EXERCISE
Each line in the entries that has the word "seo対策" has to be copied.

Recorded data

_ _ _

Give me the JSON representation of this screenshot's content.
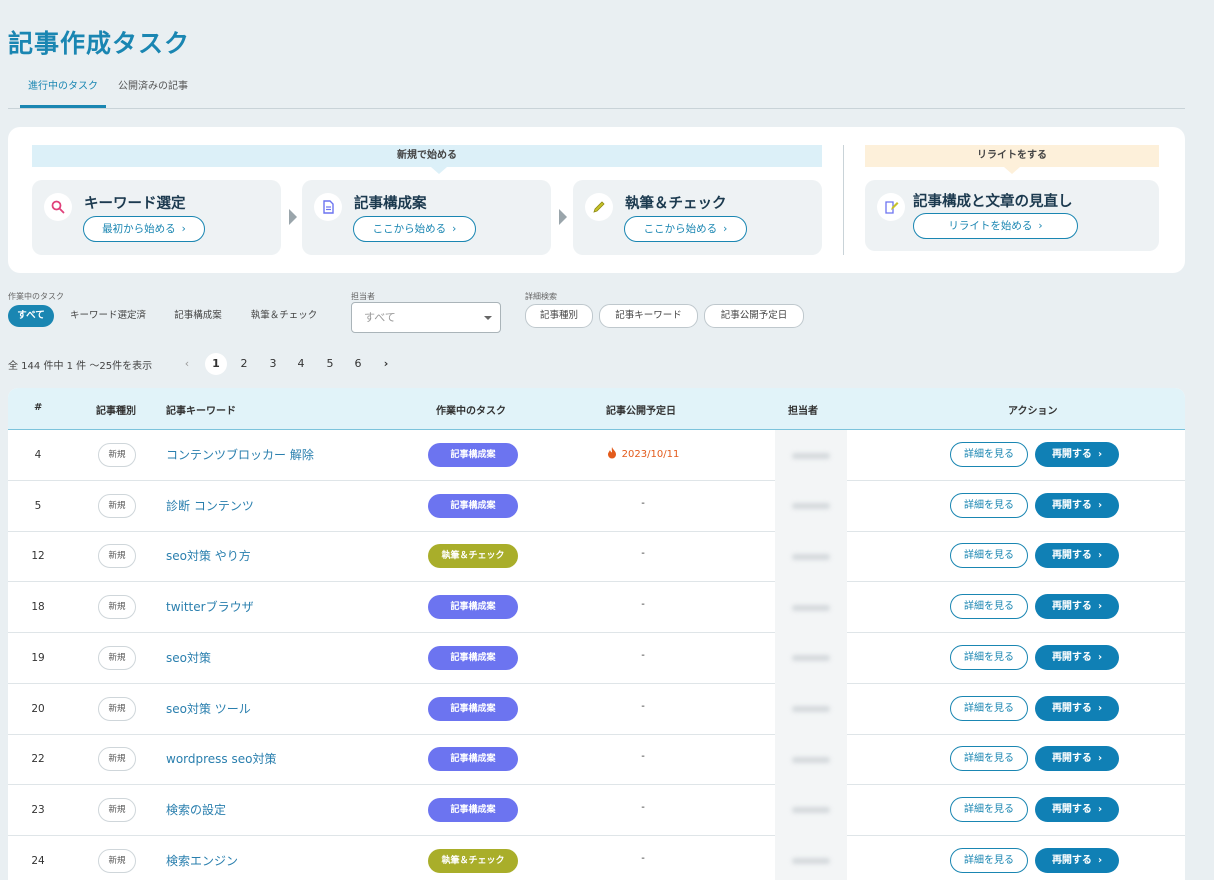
{
  "page": {
    "title": "記事作成タスク"
  },
  "tabs": [
    {
      "label": "進行中のタスク",
      "active": true
    },
    {
      "label": "公開済みの記事",
      "active": false
    }
  ],
  "start_panel": {
    "new_band": "新規で始める",
    "rewrite_band": "リライトをする",
    "cards": [
      {
        "title": "キーワード選定",
        "button": "最初から始める",
        "icon": "search-icon"
      },
      {
        "title": "記事構成案",
        "button": "ここから始める",
        "icon": "document-icon"
      },
      {
        "title": "執筆＆チェック",
        "button": "ここから始める",
        "icon": "pencil-icon"
      }
    ],
    "rewrite_card": {
      "title": "記事構成と文章の見直し",
      "button": "リライトを始める",
      "icon": "edit-document-icon"
    }
  },
  "filters": {
    "task_label": "作業中のタスク",
    "task_chips": [
      "すべて",
      "キーワード選定済",
      "記事構成案",
      "執筆＆チェック"
    ],
    "assignee_label": "担当者",
    "assignee_value": "すべて",
    "advanced_label": "詳細検索",
    "advanced_chips": [
      "記事種別",
      "記事キーワード",
      "記事公開予定日"
    ]
  },
  "pagination": {
    "summary": "全 144 件中 1 件 〜25件を表示",
    "prev": "‹",
    "pages": [
      "1",
      "2",
      "3",
      "4",
      "5",
      "6"
    ],
    "current": "1",
    "next": "›"
  },
  "table": {
    "headers": [
      "#",
      "記事種別",
      "記事キーワード",
      "作業中のタスク",
      "記事公開予定日",
      "担当者",
      "アクション"
    ],
    "detail_label": "詳細を見る",
    "resume_label": "再開する",
    "rows": [
      {
        "id": "4",
        "type": "新規",
        "keyword": "コンテンツブロッカー 解除",
        "task": "記事構成案",
        "date": "2023/10/11",
        "hot": true
      },
      {
        "id": "5",
        "type": "新規",
        "keyword": "診断 コンテンツ",
        "task": "記事構成案",
        "date": "-",
        "hot": false
      },
      {
        "id": "12",
        "type": "新規",
        "keyword": "seo対策 やり方",
        "task": "執筆＆チェック",
        "date": "-",
        "hot": false
      },
      {
        "id": "18",
        "type": "新規",
        "keyword": "twitterブラウザ",
        "task": "記事構成案",
        "date": "-",
        "hot": false
      },
      {
        "id": "19",
        "type": "新規",
        "keyword": "seo対策",
        "task": "記事構成案",
        "date": "-",
        "hot": false
      },
      {
        "id": "20",
        "type": "新規",
        "keyword": "seo対策 ツール",
        "task": "記事構成案",
        "date": "-",
        "hot": false
      },
      {
        "id": "22",
        "type": "新規",
        "keyword": "wordpress seo対策",
        "task": "記事構成案",
        "date": "-",
        "hot": false
      },
      {
        "id": "23",
        "type": "新規",
        "keyword": "検索の設定",
        "task": "記事構成案",
        "date": "-",
        "hot": false
      },
      {
        "id": "24",
        "type": "新規",
        "keyword": "検索エンジン",
        "task": "執筆＆チェック",
        "date": "-",
        "hot": false
      }
    ]
  },
  "colors": {
    "accent": "#1a86b2",
    "task_outline": "#6c74f0",
    "task_writing": "#a9ae2a",
    "hot_date": "#e35b1b"
  }
}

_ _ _

RESULT OF THIS TASK
        "keyword": "seo対策 やり方",
        "keyword": "seo対策",
        "keyword": "seo対策 ツール",
        "keyword": "wordpress seo対策",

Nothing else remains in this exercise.